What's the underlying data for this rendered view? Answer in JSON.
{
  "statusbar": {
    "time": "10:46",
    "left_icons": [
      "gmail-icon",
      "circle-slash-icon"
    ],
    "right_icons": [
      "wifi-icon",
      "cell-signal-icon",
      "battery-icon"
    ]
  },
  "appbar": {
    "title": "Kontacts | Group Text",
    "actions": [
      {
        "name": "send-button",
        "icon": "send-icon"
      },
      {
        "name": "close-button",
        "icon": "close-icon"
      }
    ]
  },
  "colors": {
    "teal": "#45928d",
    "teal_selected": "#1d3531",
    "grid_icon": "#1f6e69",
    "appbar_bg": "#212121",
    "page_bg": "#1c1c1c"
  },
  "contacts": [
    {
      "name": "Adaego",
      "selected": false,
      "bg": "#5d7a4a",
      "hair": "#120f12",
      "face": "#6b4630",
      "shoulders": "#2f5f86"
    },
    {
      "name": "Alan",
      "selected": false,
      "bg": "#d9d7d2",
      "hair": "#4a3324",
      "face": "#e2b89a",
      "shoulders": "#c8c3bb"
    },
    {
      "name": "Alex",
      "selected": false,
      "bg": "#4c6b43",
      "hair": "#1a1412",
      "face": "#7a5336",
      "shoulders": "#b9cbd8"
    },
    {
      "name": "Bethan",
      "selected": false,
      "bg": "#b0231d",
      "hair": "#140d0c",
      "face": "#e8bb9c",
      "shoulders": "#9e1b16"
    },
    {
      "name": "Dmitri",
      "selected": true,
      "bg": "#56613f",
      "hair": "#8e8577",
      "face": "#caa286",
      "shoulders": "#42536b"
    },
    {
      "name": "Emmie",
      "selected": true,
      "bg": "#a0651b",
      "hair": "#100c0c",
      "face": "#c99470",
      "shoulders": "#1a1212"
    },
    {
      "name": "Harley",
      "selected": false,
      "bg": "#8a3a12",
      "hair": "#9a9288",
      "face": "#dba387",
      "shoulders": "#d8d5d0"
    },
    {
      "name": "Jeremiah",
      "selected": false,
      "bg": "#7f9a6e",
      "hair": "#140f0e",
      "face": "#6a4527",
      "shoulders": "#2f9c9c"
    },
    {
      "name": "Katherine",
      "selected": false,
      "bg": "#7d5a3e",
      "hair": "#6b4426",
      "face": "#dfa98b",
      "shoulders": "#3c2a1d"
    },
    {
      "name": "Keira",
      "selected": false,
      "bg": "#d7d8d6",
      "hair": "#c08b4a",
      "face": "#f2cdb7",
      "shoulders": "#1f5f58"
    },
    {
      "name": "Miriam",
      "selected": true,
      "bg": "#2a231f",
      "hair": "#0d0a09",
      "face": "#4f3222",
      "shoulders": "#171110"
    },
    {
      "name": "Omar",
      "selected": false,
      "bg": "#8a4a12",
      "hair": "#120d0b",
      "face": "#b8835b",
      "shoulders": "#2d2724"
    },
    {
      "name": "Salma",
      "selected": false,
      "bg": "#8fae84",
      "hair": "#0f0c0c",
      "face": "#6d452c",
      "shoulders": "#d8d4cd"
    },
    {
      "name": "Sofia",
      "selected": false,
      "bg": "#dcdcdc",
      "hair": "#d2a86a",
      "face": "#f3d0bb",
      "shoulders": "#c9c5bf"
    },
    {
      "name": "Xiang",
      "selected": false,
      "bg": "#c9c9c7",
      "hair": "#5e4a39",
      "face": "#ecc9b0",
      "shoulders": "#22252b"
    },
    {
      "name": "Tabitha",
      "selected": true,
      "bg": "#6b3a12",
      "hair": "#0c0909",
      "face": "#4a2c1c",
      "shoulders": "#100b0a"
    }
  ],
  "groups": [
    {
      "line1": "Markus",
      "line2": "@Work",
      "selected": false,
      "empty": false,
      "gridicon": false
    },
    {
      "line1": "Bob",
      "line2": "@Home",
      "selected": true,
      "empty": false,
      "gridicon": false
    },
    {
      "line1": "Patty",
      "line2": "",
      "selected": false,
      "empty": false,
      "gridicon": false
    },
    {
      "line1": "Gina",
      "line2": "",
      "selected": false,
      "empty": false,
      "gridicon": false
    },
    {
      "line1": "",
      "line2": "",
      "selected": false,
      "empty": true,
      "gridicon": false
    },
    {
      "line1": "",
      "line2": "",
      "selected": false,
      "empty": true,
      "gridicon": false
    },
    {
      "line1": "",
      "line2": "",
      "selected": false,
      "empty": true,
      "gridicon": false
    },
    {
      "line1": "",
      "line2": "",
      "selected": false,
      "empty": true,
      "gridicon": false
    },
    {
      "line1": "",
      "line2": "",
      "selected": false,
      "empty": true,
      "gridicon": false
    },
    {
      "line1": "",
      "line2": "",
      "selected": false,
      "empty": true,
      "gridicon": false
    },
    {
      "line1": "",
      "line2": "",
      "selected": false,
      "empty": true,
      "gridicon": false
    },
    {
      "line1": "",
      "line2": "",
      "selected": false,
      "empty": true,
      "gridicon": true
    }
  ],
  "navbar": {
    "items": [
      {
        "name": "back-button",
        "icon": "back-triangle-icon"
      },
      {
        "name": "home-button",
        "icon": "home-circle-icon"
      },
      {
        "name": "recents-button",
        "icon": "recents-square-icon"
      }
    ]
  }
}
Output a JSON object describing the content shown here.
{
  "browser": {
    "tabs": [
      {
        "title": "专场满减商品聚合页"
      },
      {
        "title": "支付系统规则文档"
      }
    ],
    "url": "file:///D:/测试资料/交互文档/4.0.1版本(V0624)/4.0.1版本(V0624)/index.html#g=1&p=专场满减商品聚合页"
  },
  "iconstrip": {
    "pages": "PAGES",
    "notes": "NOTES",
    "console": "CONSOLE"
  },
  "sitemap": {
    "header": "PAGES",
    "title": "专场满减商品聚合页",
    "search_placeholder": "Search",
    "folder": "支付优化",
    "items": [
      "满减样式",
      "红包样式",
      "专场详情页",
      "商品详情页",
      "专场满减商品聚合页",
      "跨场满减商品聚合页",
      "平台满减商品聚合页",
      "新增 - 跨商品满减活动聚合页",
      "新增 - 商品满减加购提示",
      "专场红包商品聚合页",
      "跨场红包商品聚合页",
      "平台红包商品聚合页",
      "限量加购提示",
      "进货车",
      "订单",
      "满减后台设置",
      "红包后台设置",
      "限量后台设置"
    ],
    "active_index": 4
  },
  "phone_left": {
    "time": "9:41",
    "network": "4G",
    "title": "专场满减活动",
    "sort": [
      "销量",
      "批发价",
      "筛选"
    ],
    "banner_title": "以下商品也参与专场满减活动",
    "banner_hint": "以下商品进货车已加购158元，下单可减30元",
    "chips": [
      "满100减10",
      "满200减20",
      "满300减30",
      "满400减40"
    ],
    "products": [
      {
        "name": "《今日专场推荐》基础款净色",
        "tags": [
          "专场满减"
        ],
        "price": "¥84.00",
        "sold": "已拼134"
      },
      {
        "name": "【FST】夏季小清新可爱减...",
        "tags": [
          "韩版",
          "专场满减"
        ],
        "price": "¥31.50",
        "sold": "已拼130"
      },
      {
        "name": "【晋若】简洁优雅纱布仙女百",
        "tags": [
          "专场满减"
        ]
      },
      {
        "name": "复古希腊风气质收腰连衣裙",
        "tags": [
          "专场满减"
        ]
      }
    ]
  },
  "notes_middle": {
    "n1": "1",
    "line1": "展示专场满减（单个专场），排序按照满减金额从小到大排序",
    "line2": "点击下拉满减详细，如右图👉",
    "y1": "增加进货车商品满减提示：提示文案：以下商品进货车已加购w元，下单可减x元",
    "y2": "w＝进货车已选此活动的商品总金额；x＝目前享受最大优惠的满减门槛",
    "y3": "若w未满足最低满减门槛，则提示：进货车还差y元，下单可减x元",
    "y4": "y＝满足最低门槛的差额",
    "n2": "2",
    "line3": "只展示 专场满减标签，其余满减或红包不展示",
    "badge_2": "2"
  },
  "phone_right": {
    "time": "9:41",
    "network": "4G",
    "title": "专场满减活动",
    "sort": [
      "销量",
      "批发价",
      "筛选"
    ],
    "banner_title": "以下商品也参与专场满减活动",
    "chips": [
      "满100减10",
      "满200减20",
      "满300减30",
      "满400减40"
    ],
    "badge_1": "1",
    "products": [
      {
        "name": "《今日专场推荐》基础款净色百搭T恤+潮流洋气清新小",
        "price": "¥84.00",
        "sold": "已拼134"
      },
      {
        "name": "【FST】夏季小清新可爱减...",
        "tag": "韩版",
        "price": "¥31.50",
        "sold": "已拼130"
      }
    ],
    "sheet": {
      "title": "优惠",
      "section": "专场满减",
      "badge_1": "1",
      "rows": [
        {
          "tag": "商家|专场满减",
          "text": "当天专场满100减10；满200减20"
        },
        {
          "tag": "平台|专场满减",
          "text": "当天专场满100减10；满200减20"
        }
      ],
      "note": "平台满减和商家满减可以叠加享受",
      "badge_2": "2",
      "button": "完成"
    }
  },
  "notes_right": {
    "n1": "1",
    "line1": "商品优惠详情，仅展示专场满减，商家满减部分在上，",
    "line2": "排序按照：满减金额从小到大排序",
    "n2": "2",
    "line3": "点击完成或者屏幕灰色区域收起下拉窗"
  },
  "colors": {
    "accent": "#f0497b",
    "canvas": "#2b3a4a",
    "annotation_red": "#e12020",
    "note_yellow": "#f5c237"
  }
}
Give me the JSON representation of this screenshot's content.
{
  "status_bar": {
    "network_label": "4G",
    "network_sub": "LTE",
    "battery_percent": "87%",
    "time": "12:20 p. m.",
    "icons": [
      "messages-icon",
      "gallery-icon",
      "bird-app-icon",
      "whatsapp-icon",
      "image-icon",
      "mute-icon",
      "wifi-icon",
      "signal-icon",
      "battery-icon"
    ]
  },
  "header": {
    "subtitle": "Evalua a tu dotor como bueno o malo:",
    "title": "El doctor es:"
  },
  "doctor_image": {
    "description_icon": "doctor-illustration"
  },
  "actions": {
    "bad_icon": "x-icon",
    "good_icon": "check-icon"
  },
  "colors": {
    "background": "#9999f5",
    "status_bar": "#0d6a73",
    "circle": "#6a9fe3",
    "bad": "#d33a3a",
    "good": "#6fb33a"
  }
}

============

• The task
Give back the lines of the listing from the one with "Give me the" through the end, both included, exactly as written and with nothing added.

• Problem solution
Give me the JSON representation of this screenshot's content.
{
  "status_bar": {
    "network_label": "4G",
    "network_sub": "LTE",
    "battery_percent": "87%",
    "time": "12:20 p. m.",
    "icons": [
      "messages-icon",
      "gallery-icon",
      "bird-app-icon",
      "whatsapp-icon",
      "image-icon",
      "mute-icon",
      "wifi-icon",
      "signal-icon",
      "battery-icon"
    ]
  },
  "header": {
    "subtitle": "Evalua a tu dotor como bueno o malo:",
    "title": "El doctor es:"
  },
  "doctor_image": {
    "description_icon": "doctor-illustration"
  },
  "actions": {
    "bad_icon": "x-icon",
    "good_icon": "check-icon"
  },
  "colors": {
    "background": "#9999f5",
    "status_bar": "#0d6a73",
    "circle": "#6a9fe3",
    "bad": "#d33a3a",
    "good": "#6fb33a"
  }
}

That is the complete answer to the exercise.